Be personal: Make your essay about you; speak in the first person. Avoid speaking in the editorial “we.” Tell a story from your own life; this is not an opinion piece about social ideals. Write in words and phrases that are comfortable for you to speak. We recommend you read your essay aloud to yourself several times, and each time edit it and simplify it until you find the words, tone, and story that truly echo your belief and the way you speak.
After weeks of strained flirting, my English teacher drove me to his house. I had a diaphragm already, acquired at a walk-in clinic when I was 13 (my mother had wanted me to learn early about birth control, "in case"), and I had turned in my fraudulent permission slip to leave school grounds. Wyatt drove, glancing and glancing at me. He parked in front of his house, and we got out, the doors thumping in the hollow winter air. Had anyone heard? He hurried me along the flagstones, directing me to his front door, which opened bringing the huge smell of him, mixed with her, too, and the rest of his life. We made knowing jokes and my body felt all nerves. From a closet he pulled out a towel, which he spread down on the dark carpet, then a sheet on top of that. "Take off your clothes," he said, almost laughing. Naked, I watched him undress, this alarmingly big man whose sports jacket I studied in class, stripped to skin and shoulders, pelvis, hair. As we made love, I looked around his living room, wondering which things he'd chosen and which had been put there by his wife. He came, and then he tugged the sheet to cover us against the chill that had settled on our skin. The smell of sex rose up with it, my mother's smell. Minutes later, Wyatt rose and took the vacuum cleaner from the same closet. He gestured at me to get my clothes back on, grabbed our laundry, and vacuumed thoroughly. "In case any of your hair is in the carpet," he said.

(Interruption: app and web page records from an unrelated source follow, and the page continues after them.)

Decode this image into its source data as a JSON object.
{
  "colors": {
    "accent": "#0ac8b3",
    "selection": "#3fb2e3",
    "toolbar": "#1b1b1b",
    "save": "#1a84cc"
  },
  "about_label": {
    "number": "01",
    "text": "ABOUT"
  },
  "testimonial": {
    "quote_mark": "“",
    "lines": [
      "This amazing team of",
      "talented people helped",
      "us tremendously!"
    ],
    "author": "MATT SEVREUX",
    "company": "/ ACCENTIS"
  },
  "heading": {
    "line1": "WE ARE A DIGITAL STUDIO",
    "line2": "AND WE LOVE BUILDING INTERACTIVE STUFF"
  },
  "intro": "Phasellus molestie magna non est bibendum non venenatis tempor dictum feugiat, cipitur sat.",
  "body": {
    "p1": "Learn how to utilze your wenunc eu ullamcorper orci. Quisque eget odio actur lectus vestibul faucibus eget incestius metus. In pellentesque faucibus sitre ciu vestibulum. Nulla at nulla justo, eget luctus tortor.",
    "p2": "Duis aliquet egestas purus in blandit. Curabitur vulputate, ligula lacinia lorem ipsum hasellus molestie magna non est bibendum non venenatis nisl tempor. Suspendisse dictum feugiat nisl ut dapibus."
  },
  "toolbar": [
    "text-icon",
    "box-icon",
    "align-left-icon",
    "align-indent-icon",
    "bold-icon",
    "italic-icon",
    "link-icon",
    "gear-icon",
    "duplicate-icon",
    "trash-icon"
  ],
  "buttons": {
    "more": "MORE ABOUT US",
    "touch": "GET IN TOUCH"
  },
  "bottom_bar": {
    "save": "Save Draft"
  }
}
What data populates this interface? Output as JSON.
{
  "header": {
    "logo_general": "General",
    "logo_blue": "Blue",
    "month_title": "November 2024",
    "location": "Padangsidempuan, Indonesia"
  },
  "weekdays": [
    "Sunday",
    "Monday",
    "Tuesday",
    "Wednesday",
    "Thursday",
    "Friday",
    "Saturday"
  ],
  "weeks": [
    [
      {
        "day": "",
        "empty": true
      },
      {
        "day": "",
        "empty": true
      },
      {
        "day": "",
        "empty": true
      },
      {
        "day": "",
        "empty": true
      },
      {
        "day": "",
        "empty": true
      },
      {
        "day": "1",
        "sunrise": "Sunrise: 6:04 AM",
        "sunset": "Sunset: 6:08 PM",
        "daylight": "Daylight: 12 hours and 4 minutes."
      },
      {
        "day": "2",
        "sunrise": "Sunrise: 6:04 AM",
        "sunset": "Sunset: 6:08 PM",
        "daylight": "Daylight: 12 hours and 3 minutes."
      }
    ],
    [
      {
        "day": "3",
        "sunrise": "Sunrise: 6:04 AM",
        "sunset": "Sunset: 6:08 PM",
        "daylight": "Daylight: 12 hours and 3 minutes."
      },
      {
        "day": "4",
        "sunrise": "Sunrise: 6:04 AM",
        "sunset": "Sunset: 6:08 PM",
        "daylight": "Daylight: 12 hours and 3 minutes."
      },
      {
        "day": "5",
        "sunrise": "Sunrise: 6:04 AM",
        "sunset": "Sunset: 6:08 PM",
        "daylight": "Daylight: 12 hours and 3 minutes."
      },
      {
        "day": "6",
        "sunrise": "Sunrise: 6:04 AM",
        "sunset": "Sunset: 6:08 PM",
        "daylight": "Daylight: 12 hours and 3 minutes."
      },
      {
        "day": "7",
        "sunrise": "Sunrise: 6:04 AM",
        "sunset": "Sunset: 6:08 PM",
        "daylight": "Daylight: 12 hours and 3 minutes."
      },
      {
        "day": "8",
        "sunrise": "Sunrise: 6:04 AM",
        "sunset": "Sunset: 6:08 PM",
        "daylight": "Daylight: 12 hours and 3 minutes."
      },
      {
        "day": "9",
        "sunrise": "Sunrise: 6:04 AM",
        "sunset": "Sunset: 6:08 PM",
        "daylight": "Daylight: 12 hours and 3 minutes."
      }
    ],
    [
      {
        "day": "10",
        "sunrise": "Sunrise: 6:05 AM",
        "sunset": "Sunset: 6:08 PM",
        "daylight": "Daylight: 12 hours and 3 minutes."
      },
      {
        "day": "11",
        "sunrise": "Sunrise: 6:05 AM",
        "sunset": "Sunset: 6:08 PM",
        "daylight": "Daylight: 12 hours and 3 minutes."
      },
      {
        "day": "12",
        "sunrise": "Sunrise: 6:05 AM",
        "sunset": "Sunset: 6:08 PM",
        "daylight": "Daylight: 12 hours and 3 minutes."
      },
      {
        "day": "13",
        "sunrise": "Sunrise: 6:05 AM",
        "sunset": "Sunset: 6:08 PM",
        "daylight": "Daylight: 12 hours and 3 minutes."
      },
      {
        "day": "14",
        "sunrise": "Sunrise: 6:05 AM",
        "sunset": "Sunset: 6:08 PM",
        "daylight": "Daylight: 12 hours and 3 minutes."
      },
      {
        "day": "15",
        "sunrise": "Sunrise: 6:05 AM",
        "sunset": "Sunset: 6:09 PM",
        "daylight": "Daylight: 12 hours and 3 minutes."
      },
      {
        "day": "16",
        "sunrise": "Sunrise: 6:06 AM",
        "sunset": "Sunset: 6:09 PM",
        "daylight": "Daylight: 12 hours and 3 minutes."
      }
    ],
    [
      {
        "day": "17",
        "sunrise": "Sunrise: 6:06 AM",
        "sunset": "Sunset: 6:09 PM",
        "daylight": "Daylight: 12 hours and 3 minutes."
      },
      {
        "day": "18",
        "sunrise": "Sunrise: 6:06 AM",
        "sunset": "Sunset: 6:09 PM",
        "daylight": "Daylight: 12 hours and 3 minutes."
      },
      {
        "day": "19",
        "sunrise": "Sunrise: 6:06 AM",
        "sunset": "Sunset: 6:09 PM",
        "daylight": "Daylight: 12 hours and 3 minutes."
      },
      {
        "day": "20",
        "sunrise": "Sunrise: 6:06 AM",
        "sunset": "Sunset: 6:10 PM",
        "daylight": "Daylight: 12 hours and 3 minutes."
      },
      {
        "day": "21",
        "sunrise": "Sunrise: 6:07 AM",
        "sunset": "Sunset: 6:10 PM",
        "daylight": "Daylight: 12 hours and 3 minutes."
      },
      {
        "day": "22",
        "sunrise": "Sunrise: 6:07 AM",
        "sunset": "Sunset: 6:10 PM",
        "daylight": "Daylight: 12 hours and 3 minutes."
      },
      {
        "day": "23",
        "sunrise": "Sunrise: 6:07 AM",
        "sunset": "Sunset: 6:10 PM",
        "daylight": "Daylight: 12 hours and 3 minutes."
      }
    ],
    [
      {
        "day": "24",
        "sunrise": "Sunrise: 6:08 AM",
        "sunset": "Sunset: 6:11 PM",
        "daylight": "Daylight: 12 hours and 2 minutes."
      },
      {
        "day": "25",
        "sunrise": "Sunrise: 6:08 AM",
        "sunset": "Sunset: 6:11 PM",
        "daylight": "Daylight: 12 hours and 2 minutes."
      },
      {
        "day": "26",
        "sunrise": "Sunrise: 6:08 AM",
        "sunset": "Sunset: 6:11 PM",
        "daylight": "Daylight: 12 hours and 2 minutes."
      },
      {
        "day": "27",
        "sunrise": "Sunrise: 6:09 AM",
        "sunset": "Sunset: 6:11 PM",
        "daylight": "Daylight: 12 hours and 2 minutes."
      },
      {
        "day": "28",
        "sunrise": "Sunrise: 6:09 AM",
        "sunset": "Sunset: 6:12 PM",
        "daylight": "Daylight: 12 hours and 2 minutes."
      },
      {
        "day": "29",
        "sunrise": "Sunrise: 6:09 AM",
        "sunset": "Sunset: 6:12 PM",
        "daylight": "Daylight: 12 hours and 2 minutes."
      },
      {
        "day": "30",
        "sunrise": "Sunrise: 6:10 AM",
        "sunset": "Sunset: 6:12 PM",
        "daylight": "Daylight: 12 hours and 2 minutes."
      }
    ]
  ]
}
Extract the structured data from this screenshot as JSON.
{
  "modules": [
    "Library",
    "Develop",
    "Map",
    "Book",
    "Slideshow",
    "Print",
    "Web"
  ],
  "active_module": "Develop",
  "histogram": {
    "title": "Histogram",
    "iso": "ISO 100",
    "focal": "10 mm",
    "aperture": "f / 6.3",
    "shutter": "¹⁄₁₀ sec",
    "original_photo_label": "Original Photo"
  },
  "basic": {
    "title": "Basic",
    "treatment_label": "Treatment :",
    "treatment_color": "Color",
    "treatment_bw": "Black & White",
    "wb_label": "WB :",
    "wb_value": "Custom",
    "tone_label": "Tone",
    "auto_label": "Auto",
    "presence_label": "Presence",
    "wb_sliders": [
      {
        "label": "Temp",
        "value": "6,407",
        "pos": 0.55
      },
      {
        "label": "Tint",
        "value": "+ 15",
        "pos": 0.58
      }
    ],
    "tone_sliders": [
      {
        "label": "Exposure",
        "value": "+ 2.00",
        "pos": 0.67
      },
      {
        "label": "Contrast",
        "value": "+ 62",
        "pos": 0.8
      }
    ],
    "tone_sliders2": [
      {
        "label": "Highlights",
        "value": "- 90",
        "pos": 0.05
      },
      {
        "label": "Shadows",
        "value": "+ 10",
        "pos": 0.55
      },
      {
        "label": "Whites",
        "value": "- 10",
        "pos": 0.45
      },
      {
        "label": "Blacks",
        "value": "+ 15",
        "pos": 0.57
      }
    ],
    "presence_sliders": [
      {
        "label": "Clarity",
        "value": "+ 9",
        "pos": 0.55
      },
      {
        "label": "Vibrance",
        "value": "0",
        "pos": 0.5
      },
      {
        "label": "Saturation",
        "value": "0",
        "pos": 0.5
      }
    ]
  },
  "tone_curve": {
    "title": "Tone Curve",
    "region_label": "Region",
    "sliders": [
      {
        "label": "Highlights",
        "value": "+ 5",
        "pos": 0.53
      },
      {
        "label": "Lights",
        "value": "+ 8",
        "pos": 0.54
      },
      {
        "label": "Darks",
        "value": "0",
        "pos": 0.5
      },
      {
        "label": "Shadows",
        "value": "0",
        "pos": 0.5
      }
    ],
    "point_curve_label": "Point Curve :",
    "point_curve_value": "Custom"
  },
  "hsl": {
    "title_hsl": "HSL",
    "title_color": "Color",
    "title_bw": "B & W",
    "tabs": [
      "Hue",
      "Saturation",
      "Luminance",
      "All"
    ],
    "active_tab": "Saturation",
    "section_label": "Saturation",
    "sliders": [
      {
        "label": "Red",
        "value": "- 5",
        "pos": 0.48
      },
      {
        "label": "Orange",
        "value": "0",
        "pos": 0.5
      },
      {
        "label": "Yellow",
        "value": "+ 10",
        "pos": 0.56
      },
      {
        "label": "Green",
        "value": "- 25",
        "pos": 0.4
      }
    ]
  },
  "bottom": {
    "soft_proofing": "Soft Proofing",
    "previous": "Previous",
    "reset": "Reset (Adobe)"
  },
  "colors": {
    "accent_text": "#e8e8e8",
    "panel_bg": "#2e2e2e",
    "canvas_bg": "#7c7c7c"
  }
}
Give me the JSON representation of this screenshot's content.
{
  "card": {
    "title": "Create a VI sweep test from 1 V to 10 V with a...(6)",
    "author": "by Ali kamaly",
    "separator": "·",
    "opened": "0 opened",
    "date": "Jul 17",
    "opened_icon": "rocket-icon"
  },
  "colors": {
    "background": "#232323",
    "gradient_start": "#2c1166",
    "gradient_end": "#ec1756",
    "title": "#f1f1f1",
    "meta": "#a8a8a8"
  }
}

I love my parents essaysLife with out parental support can be a disaster. My Parents are one of the most amazing people you can find around the world for all the sacrifices they had Save your essays here so you can locate them quickly!
If this were fiction, what would happen next is that the woman would stand up and get into her truck and drive away. It wouldn’t matter that the woman had lost her mother’s wedding ring, even though it was gone to her forever, because the loss would mean something else entirely: that what was gone now was actually her sorrow and the shackles of grief that had held her down. And in this loss she would see, and the reader would know, that the woman had been in error all along. That, indeed, the love she’d had for her mother was too much love, really; too much love and also too much sorrow. She would realize this and get on with her life. There would be what happened in the story and also everything it stood for: the river, representing life’s constant changing; the tiny blue flowers, beauty; the spring air, rebirth. All of these symbols would collide and mean that the woman was actually lucky to have lost the ring, and not just to have lost it, but to have loved it, to have ached for it, and to have had it taken from her forever. The story would end, and you would know that she was the better for it. That she was wiser, stronger, more interesting, and, most of all, finally starting down her path to glory. I would show you the leaf when it unfurls in a single motion: the end of one thing, the beginning of another. And you would know the answers to all the questions without being told. Did she ever write that five-page paper about the guy who lost his nose? Did she ask Mark to marry her again? Did she stop sleeping with people who had titles instead of names? Did she manage to walk 1,638 miles? Did she get to work and become the Incredibly Talented and Extraordinarily Brilliant and Successful Writer? You’d believe the answers to all these questions to be yes. I would have given you what you wanted then: to be a witness to a healing.
Essay about Life - Professional Writing Assistance
recently completed her first novel, Torch, which is set in rural northern Minnesota, where she grew up. Her fiction and memoir have been published in Double Take, Nerve, Hope Magazine, and several anthologies, including Best New American Voices 2002 (Harvest), and Best American Essays 2002 (Mariner Books). She lives in Sheffield, Massachusetts, with her husband, the filmmaker Brian Lindstrom, who fills her life with love.
25 Great Articles and Essays about Love and Relationships
18 Sep 2008 How Do You Honor Your Parents (Exodus 20:12) By Renee White, Being thankful for the Essay About Loving Your Parents parents God gave them that love Essay About Loving Your Parents and care for them.
25 Great Articles and Essays about Love and Relationships ..
10 Apr 2014 Day essay contest. Read our May 2014 issue to read the Essay About Loving Your Parents winning essay and more! What I Love Most About Being a Mom By Essay About Your Parents Gina Johansen of . You've Found Your Child Engaging in Cybersex, Now What? Published:Essay About Loving Your Parents